$dbh->do("..."); # sql2, fails (e.g. syntax error)
$dbh->do("..."); # sql3, ok
$dbh->commit;

This will result in the effects of sql1 and sql3 to be committed, which is not desirable, since in this case I want the SQL statements to succeed/fail together. Currently my workaround is this:

eval {
    local $dbh->{RaiseError} = 1;
    $dbh->begin_work;
    $dbh->do("..."); # sql1, ok
    $dbh->do("..."); # sql2, fails (e.g. syntax error)
    $dbh->do("..."); # sql3, ok
    $dbh->commit;
};
$dbh->rollback if $@; # needed, RaiseError does not automatically rollback

but I don't quite like it. Is there another easier alternative? I prefer Postgres' behavior:
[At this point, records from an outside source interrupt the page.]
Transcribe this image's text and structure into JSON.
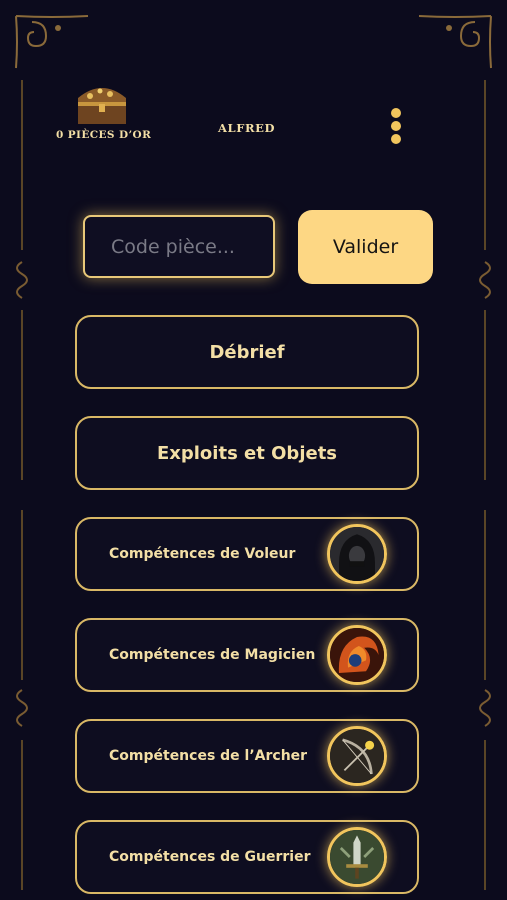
{
  "header": {
    "gold_label": "0 PIÈCES D’OR",
    "player_name": "ALFRED",
    "chest_icon": "treasure-chest-icon",
    "menu_icon": "vertical-dots-icon"
  },
  "code_entry": {
    "placeholder": "Code pièce...",
    "value": "",
    "submit_label": "Valider"
  },
  "menu": {
    "debrief_label": "Débrief",
    "exploits_label": "Exploits et Objets"
  },
  "skills": [
    {
      "label": "Compétences de Voleur",
      "icon": "hooded-thief-icon"
    },
    {
      "label": "Compétences de Magicien",
      "icon": "fire-magic-icon"
    },
    {
      "label": "Compétences de l’Archer",
      "icon": "bow-archer-icon"
    },
    {
      "label": "Compétences de Guerrier",
      "icon": "sword-warrior-icon"
    }
  ],
  "colors": {
    "background": "#0c0b1d",
    "accent_gold": "#f1c55d",
    "button_fill": "#fdd784",
    "text_gold": "#f3dfa6",
    "border_gold": "#d9b866"
  }
}
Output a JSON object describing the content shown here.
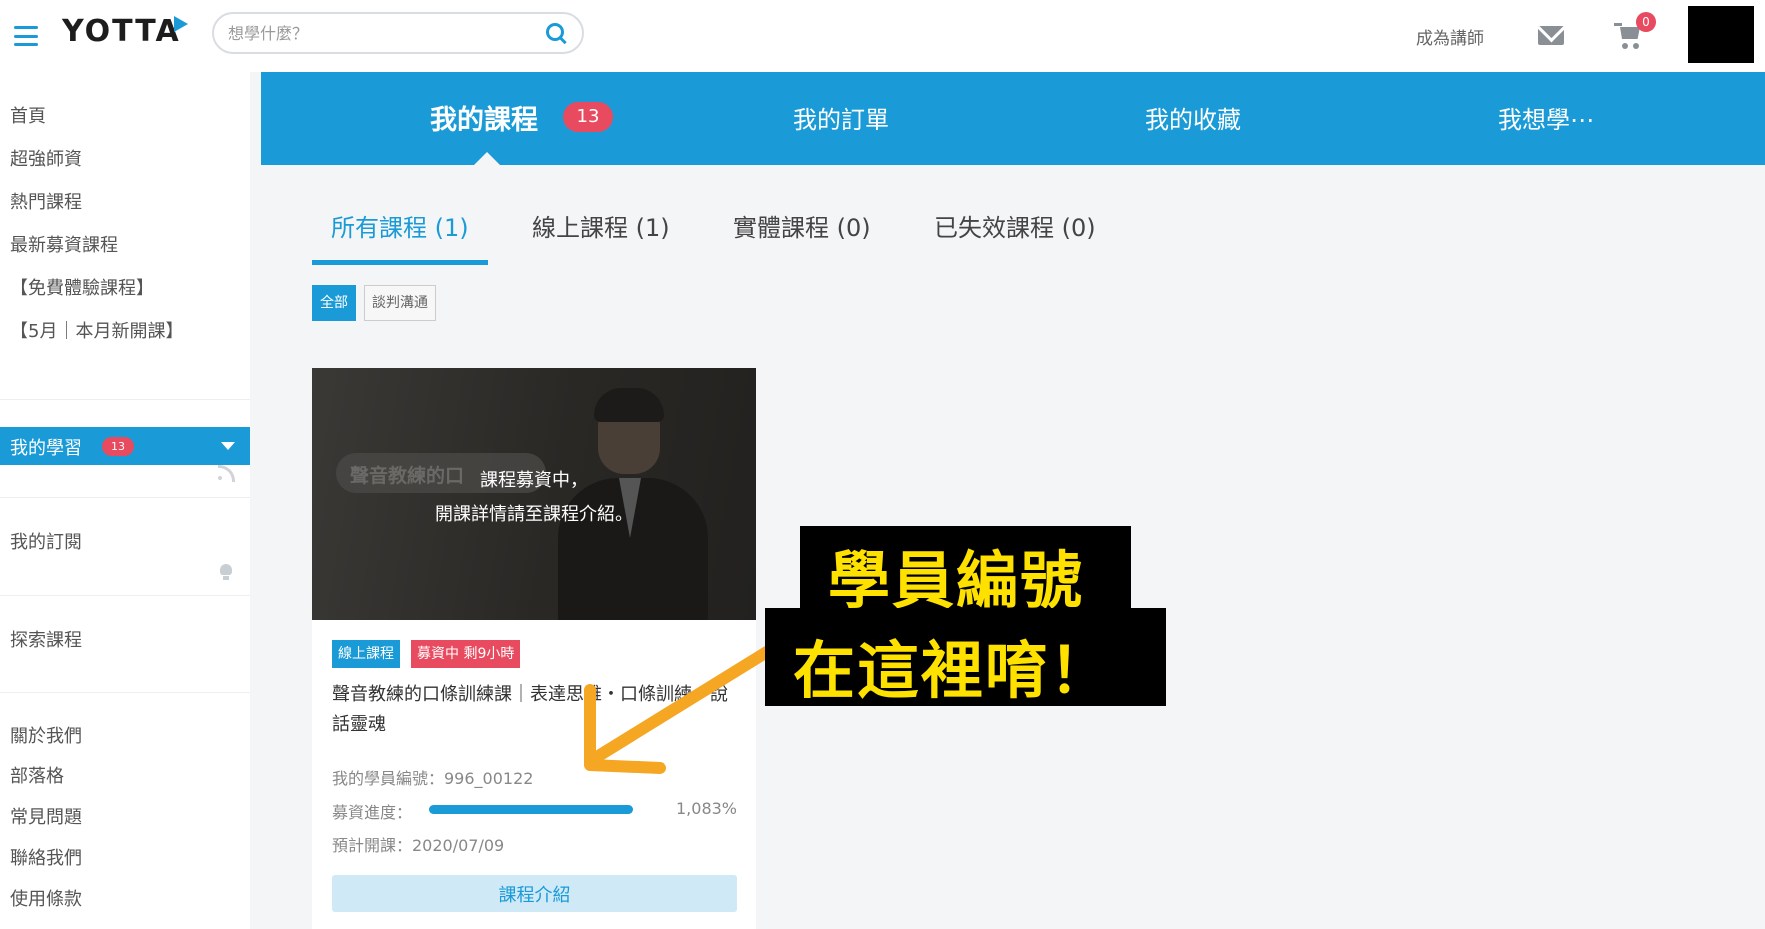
{
  "header": {
    "logo": "YOTTA",
    "search_placeholder": "想學什麼？",
    "become_teacher": "成為講師",
    "cart_count": "0"
  },
  "sidebar": {
    "items": [
      "首頁",
      "超強師資",
      "熱門課程",
      "最新募資課程",
      "【免費體驗課程】",
      "【5月｜本月新開課】"
    ],
    "my_learning": "我的學習",
    "my_learning_count": "13",
    "subscription": "我的訂閱",
    "explore": "探索課程",
    "footer_items": [
      "關於我們",
      "部落格",
      "常見問題",
      "聯絡我們",
      "使用條款"
    ]
  },
  "top_tabs": {
    "my_courses": "我的課程",
    "my_courses_count": "13",
    "my_orders": "我的訂單",
    "my_favorites": "我的收藏",
    "wishlist": "我想學⋯"
  },
  "sub_tabs": {
    "all": "所有課程 (1)",
    "online": "線上課程 (1)",
    "physical": "實體課程 (0)",
    "expired": "已失效課程 (0)"
  },
  "filters": {
    "all": "全部",
    "negotiation": "談判溝通"
  },
  "card": {
    "image_text": "聲音教練的口",
    "overlay_line1": "課程募資中，",
    "overlay_line2": "開課詳情請至課程介紹。",
    "tag_online": "線上課程",
    "tag_raising": "募資中 剩9小時",
    "title": "聲音教練的口條訓練課｜表達思維・口條訓練・說話靈魂",
    "student_id": "我的學員編號：996_00122",
    "progress_label": "募資進度：",
    "progress_value": "1,083%",
    "progress_fraction": 1.0,
    "expected_open": "預計開課：2020/07/09",
    "intro_button": "課程介紹"
  },
  "annotation": {
    "line1": "學員編號",
    "line2": "在這裡唷！"
  },
  "colors": {
    "brand": "#1a9bd7",
    "badge": "#e84a5f",
    "annotation_text": "#ffe100",
    "arrow": "#f5a623"
  }
}
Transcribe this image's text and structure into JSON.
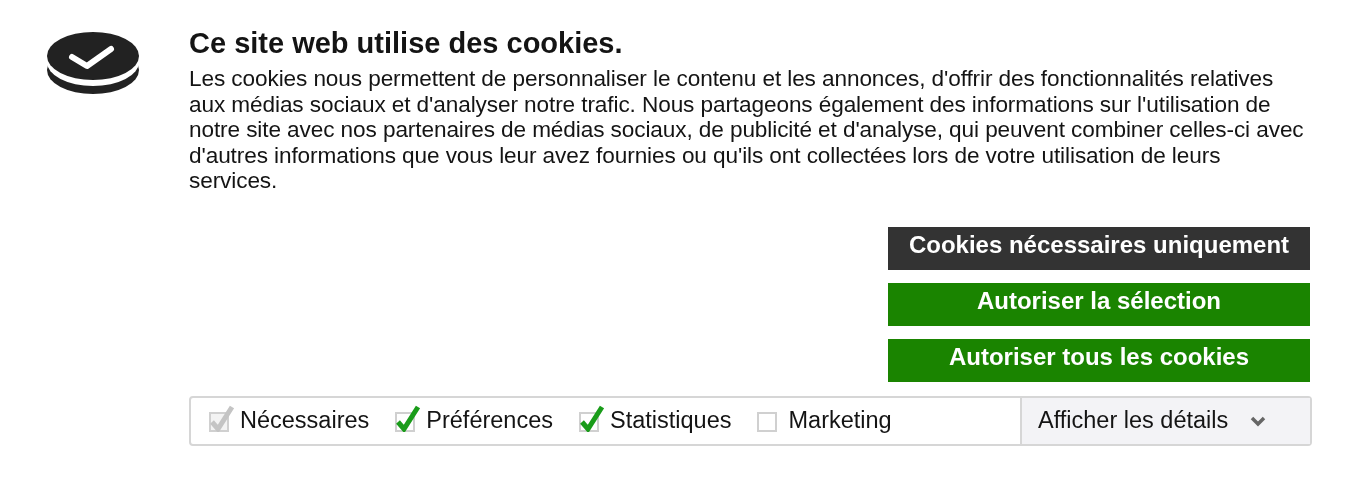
{
  "banner": {
    "title": "Ce site web utilise des cookies.",
    "text": "Les cookies nous permettent de personnaliser le contenu et les annonces, d'offrir des fonctionnalités relatives aux médias sociaux et d'analyser notre trafic. Nous partageons également des informations sur l'utilisation de notre site avec nos partenaires de médias sociaux, de publicité et d'analyse, qui peuvent combiner celles-ci avec d'autres informations que vous leur avez fournies ou qu'ils ont collectées lors de votre utilisation de leurs services."
  },
  "buttons": [
    {
      "label": "Cookies nécessaires uniquement",
      "kind": "dark"
    },
    {
      "label": "Autoriser la sélection",
      "kind": "primary"
    },
    {
      "label": "Autoriser tous les cookies",
      "kind": "primary"
    }
  ],
  "checkboxes": [
    {
      "label": "Nécessaires",
      "checked": true,
      "disabled": true
    },
    {
      "label": "Préférences",
      "checked": true,
      "disabled": false
    },
    {
      "label": "Statistiques",
      "checked": true,
      "disabled": false
    },
    {
      "label": "Marketing",
      "checked": false,
      "disabled": false
    }
  ],
  "details_toggle": {
    "label": "Afficher les détails",
    "expanded": false
  }
}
$dbh->begin_work;
$dbh->do("..."); # sql1, ok
$dbh->do("..."); # sql2, fails (e.g. syntax error)
$dbh->do("..."); # sql3, ok but fail because transaction status is now aborted
$dbh->commit;    # becomes rollback
share|improve this question
    
Wow, that's kind of nasty. I've got kind of used to Pg's behaviour. Perl doesn't have exceptions, so the driver can't throw an exeption like it does in most languages. It seems you could check for an error return at each call, but you want to avoid that and have calls ignored when the tx enters an error state, right? –  Craig Ringer Aug 22 '12 at 13:14
1  
Well, Perl does have exceptions, it's called die(), which can throw objects as well as strings. By using eval + RaiseError, I don't have to check the result of every statement. But the construction is 3-4 lines long; I was looking for a shorter alternative. –  Steven Haryanto Aug 22 '12 at 13:20
    
Ah, sorry; my Perl isn't great, I'm coming to this from the Pg side. The following article suggests that the exception handling strategy is the best you'll get portably. Unless: Since RaiseError uses die(), can you re-define die() to give it acccess to $dbh and have it auto-rollback the tx and invalidate $dbh? –  Craig Ringer Aug 22 '12 at 13:25
    
I guess you could do something like that, but using RaiseError/die requires keeping the eval {} block. As you suggested in the answer section, I'm afraid a more "magical" solution necessitates writing some wrapper or new feature in DBD::SQLite. –  Steven Haryanto Aug 22 '12 at 16:08
    
Yep, I suspect it's wrapper-or-patch time unless there's some feature hidden in the DBD::SQLite sources or an underdocumented feature in SQLite's C API for the purpose. If DBD::SQLite is well written it shouldn't be too hard to add, as there should only be a few call sites for actual execution of queries that you'd need to wrap in a transaction-health test. –  Craig Ringer Aug 22 '12 at 23:30

1 Answer 1

up vote 2 down vote accepted

One option is to implement a wrapper around DBD::SQLite's db handle, one that keeps track of the error state and ignores commands after an error, just like Pg does. I didn't see any sign that DBD::SQLite can do that, or that SQLite supports such a mode natively, so you probably do have to implement it in a wrapper.


I initially thought that you might want ON CONFLICT ROLLBACK instead of the default ON CONFLICT ABORT, but more reading suggests it won't do the job.

You can set the conflict and error handling resolution strategy. The docs suggest that it works at the table or per statement level, but the syntax map shows that it's really column-by-column, applying to things like NOT NULL constraints.

I'm not sure ON CONFLICT ROLLBACK will leave the tx invalid, and I'm not sure it'll work for all errors either. The docs are kind of unclear. It might roll it back and go into autocommit mode for the next statement, which would be just as bad.

share|improve this answer

Your Answer

 
discard

By posting your answer, you agree to the privacy policy and terms of service.

Not the answer you're looking for? Browse other questions tagged or ask your own question.